### Required action
You are asked to reproduce the listing exactly and to omit its pictures.

### Input data
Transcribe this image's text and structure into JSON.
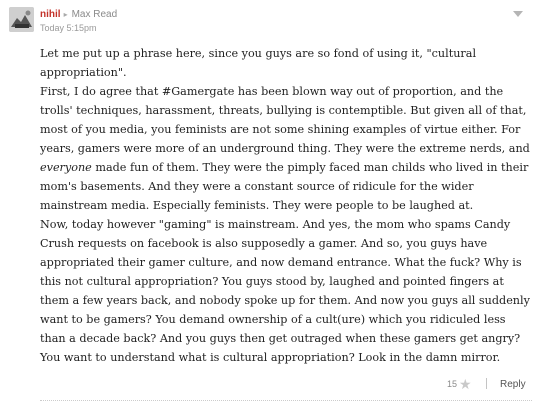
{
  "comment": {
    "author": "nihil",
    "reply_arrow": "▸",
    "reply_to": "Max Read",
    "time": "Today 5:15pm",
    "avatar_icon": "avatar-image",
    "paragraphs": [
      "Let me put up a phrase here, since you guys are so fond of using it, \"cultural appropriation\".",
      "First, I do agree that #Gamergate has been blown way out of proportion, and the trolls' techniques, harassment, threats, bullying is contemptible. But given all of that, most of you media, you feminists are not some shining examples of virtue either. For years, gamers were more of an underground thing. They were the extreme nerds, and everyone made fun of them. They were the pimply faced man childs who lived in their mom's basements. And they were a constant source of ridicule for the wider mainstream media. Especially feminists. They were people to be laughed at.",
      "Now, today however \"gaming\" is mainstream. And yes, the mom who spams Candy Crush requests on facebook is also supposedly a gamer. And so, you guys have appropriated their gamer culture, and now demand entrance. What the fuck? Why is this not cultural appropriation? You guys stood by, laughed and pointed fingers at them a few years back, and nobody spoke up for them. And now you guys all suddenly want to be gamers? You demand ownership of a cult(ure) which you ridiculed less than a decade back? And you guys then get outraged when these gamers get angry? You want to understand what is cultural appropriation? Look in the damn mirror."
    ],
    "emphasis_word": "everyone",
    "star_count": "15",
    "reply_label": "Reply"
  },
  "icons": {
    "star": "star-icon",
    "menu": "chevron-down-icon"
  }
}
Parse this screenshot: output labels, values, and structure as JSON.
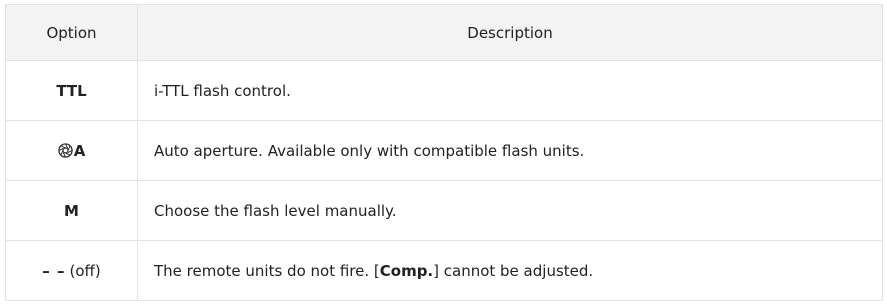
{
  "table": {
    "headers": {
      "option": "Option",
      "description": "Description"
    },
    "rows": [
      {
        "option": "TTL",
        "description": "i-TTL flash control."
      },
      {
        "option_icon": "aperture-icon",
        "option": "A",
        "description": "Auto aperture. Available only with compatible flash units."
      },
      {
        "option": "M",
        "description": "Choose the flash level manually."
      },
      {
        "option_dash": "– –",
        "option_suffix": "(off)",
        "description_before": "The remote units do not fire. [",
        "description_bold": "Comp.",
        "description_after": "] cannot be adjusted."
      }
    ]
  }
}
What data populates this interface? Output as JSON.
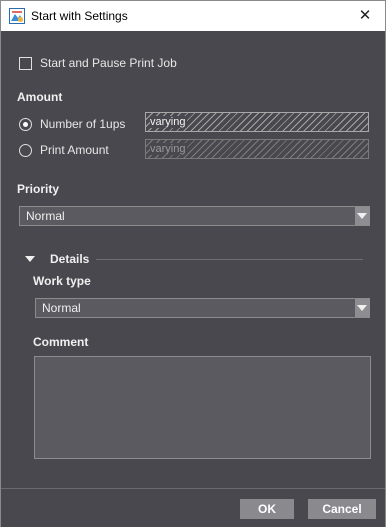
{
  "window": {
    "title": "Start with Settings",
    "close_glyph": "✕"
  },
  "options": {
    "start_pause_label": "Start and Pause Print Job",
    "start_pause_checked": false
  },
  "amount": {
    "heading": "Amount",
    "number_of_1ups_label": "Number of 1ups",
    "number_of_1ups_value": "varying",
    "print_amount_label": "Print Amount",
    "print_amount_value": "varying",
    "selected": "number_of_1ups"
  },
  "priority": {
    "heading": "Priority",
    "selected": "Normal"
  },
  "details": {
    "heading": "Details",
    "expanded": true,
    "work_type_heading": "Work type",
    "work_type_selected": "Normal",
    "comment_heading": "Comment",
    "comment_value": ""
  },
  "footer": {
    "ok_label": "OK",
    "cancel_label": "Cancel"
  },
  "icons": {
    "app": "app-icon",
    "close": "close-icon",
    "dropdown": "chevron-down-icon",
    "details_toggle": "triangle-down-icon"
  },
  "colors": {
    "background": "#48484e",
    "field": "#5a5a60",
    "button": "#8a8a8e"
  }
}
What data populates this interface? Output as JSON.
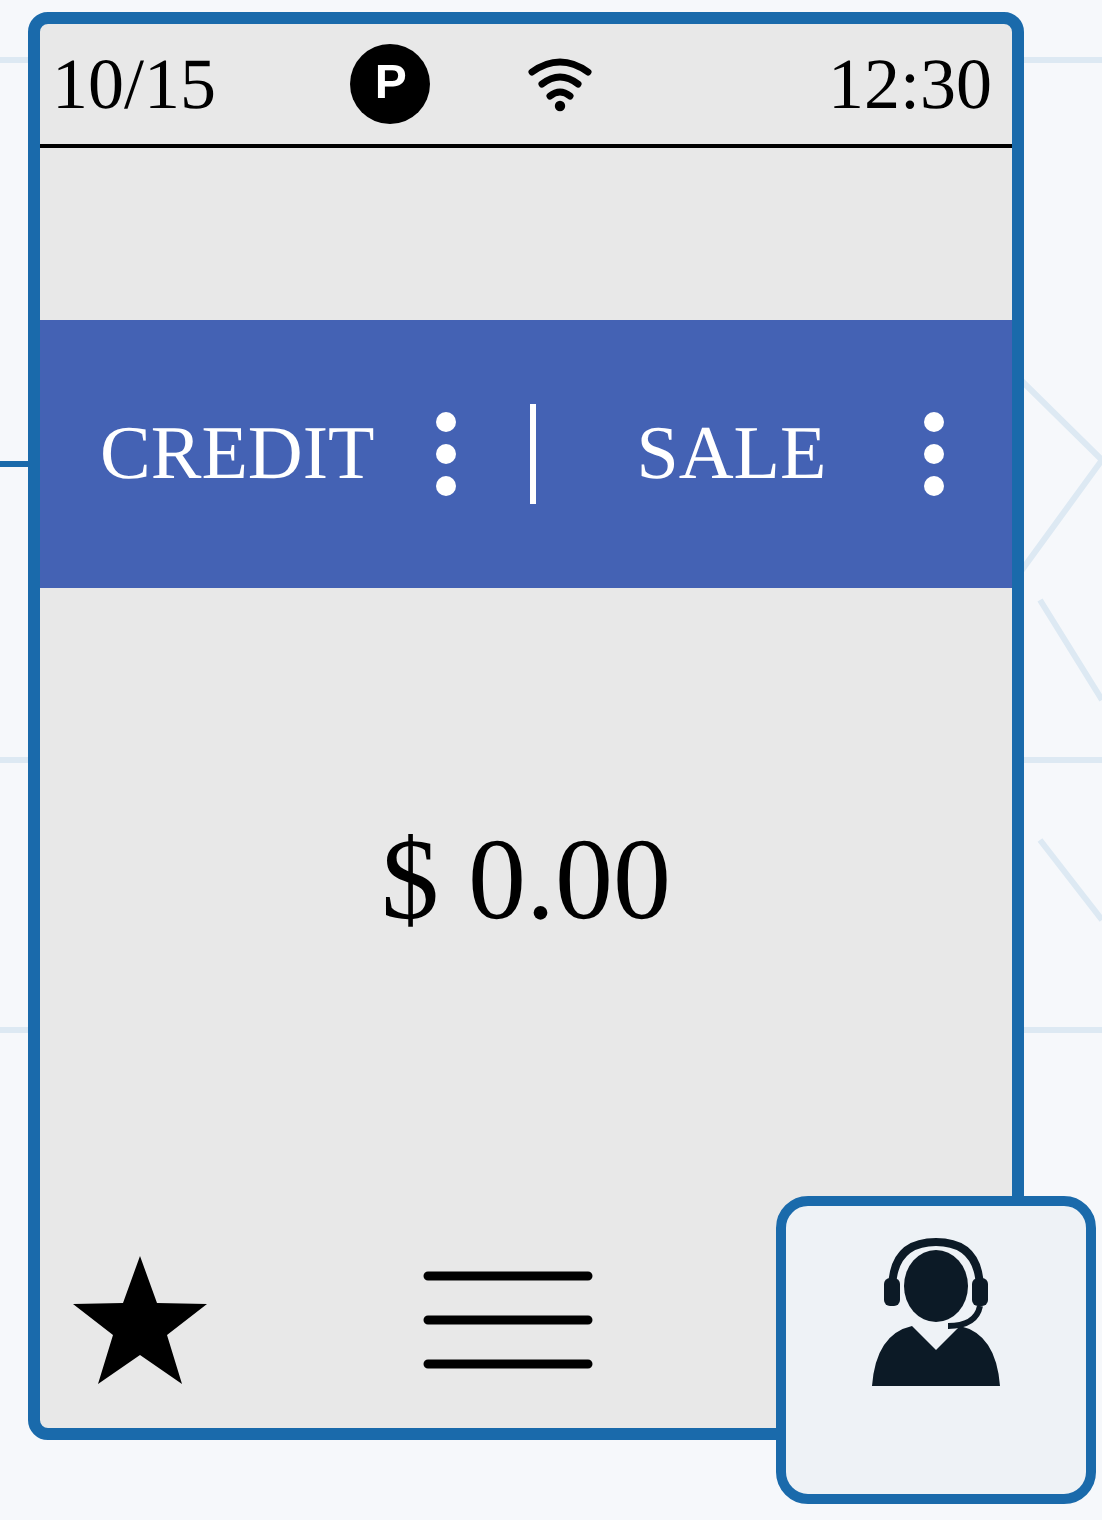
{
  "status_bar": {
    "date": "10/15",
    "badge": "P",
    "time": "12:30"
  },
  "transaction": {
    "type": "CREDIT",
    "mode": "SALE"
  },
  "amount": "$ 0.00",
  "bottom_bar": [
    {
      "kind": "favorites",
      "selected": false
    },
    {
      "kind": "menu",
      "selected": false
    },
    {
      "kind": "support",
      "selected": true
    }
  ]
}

### Result for this task
Transcribe this image's text and structure into JSON.
{
  "comment": {
    "author": "nihil",
    "reply_arrow": "▸",
    "reply_to": "Max Read",
    "time": "Today 5:15pm",
    "avatar_icon": "avatar-image",
    "paragraphs": [
      "Let me put up a phrase here, since you guys are so fond of using it, \"cultural appropriation\".",
      "First, I do agree that #Gamergate has been blown way out of proportion, and the trolls' techniques, harassment, threats, bullying is contemptible. But given all of that, most of you media, you feminists are not some shining examples of virtue either. For years, gamers were more of an underground thing. They were the extreme nerds, and everyone made fun of them. They were the pimply faced man childs who lived in their mom's basements. And they were a constant source of ridicule for the wider mainstream media. Especially feminists. They were people to be laughed at.",
      "Now, today however \"gaming\" is mainstream. And yes, the mom who spams Candy Crush requests on facebook is also supposedly a gamer. And so, you guys have appropriated their gamer culture, and now demand entrance. What the fuck? Why is this not cultural appropriation? You guys stood by, laughed and pointed fingers at them a few years back, and nobody spoke up for them. And now you guys all suddenly want to be gamers? You demand ownership of a cult(ure) which you ridiculed less than a decade back? And you guys then get outraged when these gamers get angry? You want to understand what is cultural appropriation? Look in the damn mirror."
    ],
    "emphasis_word": "everyone",
    "star_count": "15",
    "reply_label": "Reply"
  },
  "icons": {
    "star": "star-icon",
    "menu": "chevron-down-icon"
  }
}
Parse this screenshot: output labels, values, and structure as JSON.
{
  "table": {
    "headers": {
      "option": "Option",
      "description": "Description"
    },
    "rows": [
      {
        "option": "TTL",
        "description": "i-TTL flash control."
      },
      {
        "option_icon": "aperture-icon",
        "option": "A",
        "description": "Auto aperture. Available only with compatible flash units."
      },
      {
        "option": "M",
        "description": "Choose the flash level manually."
      },
      {
        "option_dash": "– –",
        "option_suffix": "(off)",
        "description_before": "The remote units do not fire. [",
        "description_bold": "Comp.",
        "description_after": "] cannot be adjusted."
      }
    ]
  }
}
What data populates this interface? Output as JSON.
{
  "window": {
    "title": "Start with Settings",
    "close_glyph": "✕"
  },
  "options": {
    "start_pause_label": "Start and Pause Print Job",
    "start_pause_checked": false
  },
  "amount": {
    "heading": "Amount",
    "number_of_1ups_label": "Number of 1ups",
    "number_of_1ups_value": "varying",
    "print_amount_label": "Print Amount",
    "print_amount_value": "varying",
    "selected": "number_of_1ups"
  },
  "priority": {
    "heading": "Priority",
    "selected": "Normal"
  },
  "details": {
    "heading": "Details",
    "expanded": true,
    "work_type_heading": "Work type",
    "work_type_selected": "Normal",
    "comment_heading": "Comment",
    "comment_value": ""
  },
  "footer": {
    "ok_label": "OK",
    "cancel_label": "Cancel"
  },
  "icons": {
    "app": "app-icon",
    "close": "close-icon",
    "dropdown": "chevron-down-icon",
    "details_toggle": "triangle-down-icon"
  },
  "colors": {
    "background": "#48484e",
    "field": "#5a5a60",
    "button": "#8a8a8e"
  }
}
What data populates this interface? Output as JSON.
{
  "status_bar": {
    "date": "10/15",
    "badge": "P",
    "time": "12:30"
  },
  "transaction": {
    "type": "CREDIT",
    "mode": "SALE"
  },
  "amount": "$ 0.00",
  "bottom_bar": [
    {
      "kind": "favorites",
      "selected": false
    },
    {
      "kind": "menu",
      "selected": false
    },
    {
      "kind": "support",
      "selected": true
    }
  ]
}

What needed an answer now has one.